MATERIAL SHOWN -

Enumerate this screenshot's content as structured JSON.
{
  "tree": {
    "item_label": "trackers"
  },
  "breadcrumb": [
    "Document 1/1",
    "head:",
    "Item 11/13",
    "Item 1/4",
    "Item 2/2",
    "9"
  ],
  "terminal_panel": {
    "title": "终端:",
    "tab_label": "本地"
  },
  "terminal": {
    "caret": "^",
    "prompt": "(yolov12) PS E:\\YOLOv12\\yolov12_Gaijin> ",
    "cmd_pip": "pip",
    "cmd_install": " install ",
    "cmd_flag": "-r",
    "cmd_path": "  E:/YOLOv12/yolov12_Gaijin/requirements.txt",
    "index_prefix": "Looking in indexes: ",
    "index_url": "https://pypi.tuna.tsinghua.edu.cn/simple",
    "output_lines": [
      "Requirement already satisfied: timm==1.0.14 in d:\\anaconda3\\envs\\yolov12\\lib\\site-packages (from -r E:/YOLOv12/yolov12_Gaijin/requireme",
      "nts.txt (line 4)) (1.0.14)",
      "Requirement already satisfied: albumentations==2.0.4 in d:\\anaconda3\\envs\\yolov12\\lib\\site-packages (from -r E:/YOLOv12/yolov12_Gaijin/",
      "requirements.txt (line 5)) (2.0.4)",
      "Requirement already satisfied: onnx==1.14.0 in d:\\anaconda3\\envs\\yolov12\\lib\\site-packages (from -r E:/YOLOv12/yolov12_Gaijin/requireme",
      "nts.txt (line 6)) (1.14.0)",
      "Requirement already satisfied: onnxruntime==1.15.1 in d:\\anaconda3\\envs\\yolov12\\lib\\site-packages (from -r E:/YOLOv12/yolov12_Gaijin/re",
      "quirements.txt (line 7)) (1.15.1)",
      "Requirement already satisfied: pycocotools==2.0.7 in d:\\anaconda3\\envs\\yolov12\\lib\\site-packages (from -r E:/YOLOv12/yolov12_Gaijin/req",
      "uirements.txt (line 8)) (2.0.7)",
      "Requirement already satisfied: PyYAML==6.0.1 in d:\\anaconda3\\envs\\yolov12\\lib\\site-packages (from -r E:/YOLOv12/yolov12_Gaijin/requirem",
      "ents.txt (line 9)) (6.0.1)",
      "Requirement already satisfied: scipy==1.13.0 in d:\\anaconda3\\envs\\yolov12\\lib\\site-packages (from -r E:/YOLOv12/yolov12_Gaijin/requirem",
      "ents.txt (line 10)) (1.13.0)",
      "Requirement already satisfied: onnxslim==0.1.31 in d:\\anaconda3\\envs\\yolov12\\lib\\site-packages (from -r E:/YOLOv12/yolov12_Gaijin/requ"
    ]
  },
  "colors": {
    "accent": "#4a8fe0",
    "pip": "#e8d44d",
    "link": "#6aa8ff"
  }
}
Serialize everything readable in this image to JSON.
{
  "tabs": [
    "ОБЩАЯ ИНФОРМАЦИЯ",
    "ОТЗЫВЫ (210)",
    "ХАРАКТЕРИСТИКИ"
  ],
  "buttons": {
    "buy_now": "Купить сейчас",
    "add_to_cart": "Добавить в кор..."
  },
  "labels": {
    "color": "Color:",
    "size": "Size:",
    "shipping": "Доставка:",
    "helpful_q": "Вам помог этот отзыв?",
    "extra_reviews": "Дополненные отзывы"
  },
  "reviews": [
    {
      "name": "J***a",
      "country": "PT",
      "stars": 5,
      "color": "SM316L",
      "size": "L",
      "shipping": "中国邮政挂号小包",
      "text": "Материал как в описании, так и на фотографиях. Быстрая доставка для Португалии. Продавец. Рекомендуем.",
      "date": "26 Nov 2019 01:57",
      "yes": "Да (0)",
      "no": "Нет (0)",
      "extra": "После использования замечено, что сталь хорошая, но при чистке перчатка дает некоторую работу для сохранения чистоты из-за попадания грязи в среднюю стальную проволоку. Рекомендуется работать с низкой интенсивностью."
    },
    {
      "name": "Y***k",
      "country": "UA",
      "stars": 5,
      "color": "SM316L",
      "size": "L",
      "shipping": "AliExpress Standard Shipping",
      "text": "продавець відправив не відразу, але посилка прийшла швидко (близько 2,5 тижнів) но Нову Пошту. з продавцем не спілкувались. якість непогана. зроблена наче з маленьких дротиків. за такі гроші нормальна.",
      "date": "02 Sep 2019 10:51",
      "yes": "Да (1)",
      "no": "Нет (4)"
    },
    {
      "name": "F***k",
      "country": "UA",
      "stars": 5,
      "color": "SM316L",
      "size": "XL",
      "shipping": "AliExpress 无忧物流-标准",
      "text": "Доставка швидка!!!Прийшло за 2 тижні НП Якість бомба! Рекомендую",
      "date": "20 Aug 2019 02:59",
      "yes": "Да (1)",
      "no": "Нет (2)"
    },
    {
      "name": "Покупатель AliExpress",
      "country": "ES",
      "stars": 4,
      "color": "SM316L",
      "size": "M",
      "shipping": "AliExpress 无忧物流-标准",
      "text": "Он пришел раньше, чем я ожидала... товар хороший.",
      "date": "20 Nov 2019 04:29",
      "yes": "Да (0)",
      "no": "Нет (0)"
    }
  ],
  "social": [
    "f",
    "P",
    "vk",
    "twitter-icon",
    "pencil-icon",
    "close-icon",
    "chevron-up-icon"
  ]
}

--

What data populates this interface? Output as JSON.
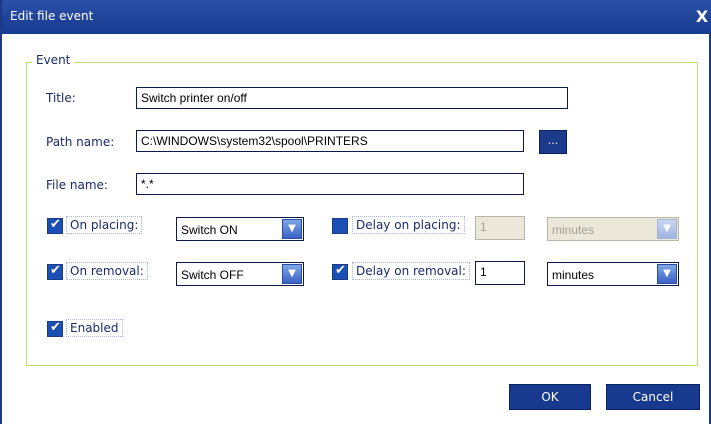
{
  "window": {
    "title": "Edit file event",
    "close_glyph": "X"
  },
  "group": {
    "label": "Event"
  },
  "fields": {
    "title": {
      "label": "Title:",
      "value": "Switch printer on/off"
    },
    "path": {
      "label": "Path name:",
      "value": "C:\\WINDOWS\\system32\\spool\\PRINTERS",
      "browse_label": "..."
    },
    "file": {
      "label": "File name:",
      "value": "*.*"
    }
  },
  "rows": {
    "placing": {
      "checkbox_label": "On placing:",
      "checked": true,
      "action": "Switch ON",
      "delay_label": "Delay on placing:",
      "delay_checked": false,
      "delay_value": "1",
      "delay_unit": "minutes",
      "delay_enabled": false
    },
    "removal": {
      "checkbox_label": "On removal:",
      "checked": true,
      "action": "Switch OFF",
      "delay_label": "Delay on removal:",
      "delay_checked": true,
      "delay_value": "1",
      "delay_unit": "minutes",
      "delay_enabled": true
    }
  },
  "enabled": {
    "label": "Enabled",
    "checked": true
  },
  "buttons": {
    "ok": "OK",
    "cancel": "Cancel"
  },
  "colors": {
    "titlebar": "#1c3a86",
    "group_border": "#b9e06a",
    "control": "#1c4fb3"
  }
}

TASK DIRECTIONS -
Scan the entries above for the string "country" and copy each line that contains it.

TASK ANSWER -
      "country": "PT",
      "country": "UA",
      "country": "UA",
      "country": "ES",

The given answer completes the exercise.